On this Thanksgiving Sunday, as those from the Congregationalist tradition of the United Church of Christ, our focus is usually on the Pilgrims, our ancestors in the faith; however this Sunday in many Christian traditions is called Christ the King Sunday. It always occurs on the Sunday right before Advent, and as you might guess, Christ the King Sunday is a day to celebrate that Jesus is king, the ruler of all creation.
This language can feel foreign and strange because we don’t have a king. We don’t live in a kingdom. Imaging Christ as king can lead us to thinking either of a benevolent king sitting in his throne room granting requests to his peasants or worse, of Henry the 8th and all those poor wives.
When I think of Christ as king, though, I think of a story a colleague in ministry shared years ago. She was speaking about her Christian faith journey and told about a time when a close friend invited her to imagine her heart as a throne and to welcome Jesus to sit on that throne, at the center of her life.
This image has stuck with me. Christ the king isn’t like any earthly king or leader, past, present or future. Christ doesn’t sit distant from me on some ornate throne, granting decrees. He sits on the throne of my heart, at the center of my life. He is with me – together with us – in our sorrow, in our pain, in our fear, in our exhaustion. Just as he was willing to suffer on the cross, Christ is willing to suffer with us through the darkness of the unknown, offering us the blessing of compassion.
When Paul writes about “the glorious way of life [Christ] has for his followers”, Paul isn’t writing about glory in the way the world thinks about glory.

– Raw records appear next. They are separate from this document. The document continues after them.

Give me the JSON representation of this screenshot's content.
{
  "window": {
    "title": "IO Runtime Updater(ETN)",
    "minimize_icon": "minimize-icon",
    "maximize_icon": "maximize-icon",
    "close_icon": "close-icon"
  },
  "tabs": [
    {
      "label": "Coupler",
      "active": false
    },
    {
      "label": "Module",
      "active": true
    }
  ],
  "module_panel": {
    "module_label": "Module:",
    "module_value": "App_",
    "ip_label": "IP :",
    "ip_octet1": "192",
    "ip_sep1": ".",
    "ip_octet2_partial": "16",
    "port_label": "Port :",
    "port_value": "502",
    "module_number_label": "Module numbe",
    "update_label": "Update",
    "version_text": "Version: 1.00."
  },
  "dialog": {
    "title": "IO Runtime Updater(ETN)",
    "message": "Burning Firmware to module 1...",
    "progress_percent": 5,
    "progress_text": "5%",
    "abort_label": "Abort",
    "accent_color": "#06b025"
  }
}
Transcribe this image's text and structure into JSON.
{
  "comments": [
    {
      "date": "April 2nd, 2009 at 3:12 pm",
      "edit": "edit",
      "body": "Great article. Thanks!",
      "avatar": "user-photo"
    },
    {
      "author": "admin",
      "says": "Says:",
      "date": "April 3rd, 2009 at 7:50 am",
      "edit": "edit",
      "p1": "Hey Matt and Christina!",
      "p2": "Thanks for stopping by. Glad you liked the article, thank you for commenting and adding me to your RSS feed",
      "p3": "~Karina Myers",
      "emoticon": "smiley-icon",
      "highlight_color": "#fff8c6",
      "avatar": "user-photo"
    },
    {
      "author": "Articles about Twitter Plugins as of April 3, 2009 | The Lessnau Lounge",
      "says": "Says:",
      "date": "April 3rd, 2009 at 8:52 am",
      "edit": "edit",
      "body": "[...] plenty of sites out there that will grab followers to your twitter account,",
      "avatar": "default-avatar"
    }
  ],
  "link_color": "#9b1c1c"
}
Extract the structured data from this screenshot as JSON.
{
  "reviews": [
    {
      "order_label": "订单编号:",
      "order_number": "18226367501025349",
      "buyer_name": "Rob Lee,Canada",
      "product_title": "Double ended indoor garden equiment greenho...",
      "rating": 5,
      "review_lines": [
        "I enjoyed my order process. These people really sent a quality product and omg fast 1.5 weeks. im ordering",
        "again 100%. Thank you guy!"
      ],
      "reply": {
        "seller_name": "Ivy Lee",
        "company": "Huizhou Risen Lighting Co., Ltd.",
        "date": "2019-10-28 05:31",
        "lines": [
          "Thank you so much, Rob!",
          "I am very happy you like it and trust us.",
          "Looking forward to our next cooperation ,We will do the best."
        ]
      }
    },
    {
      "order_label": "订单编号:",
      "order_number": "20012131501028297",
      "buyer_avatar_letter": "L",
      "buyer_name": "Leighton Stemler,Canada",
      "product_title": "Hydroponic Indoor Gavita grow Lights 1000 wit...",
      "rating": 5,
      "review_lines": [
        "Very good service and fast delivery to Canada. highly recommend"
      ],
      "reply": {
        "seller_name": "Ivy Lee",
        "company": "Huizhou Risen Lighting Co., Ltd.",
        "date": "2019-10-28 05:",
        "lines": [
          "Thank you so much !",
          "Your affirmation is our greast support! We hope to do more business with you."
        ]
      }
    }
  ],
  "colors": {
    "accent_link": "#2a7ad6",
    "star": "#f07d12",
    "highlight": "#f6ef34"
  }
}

The glorious way of life Christ has for his followers is not about riches or power or even abundance. It means sharing the blessing of compassion. The glorious way of life, the glorious way of Christ means being willing to feed someone and being willing to enter into their life’s circumstances, wondering how it feels to be hungry, wondering how they ended up food insecure, and then working to end food insecurity.
In Christ’s kingdom, it is compassion that reigns. Compassion that rules. In Christ’s kingdom, we are called to know God, to know God’s love and to extend that unconditional love and compassion to those who are lonely, to those who are imprisoned, physically imprisoned as well as imprisoned by addiction, depression, or PTSD, to extend compassion to those who are struggling and unable to take care of life’s basic needs.
Just as we have each been blessed with compassion, we are called to offer to others compassion – because each person is a beloved child of God and might even be the Messiah, Christ come again.
When the Mayflower Pilgrims came to this new world, they were seeking God’s kingdom. They were looking for a place to live as Christ called them, a place where Christ and Christ alone would reign. However in 1620, when they arrived and took their first steps on this land, they quickly retreated back to the Mayflower because this new place was so scary, so foreign, so desolate and unknown – and then, they discovered that this new world was also a place of compassion. They discovered that because Christ is king, the ruler of all creation, Jesus was already there, and that God’s love, Christ’s compassion lives in the heart of every soul.
As we gather for Thanksgiving feasts this year, they will not look like we expected. They will not look like they have in years past. There is much to grieve – the family who cannot travel to be with us, the loved ones who have passed on to heaven, even that there will be no 400th anniversary celebration of the Mayflower Pilgrims.
A lot of things will be different this year however what has not changed, what will never change is that Jesus sits on the throne of our hearts, at the center of our lives, and in the same way Jesus is together with us in our suffering, Jesus also invites us to let compassion rule, let compassion reign – in our hearts, in our lives, and in our world.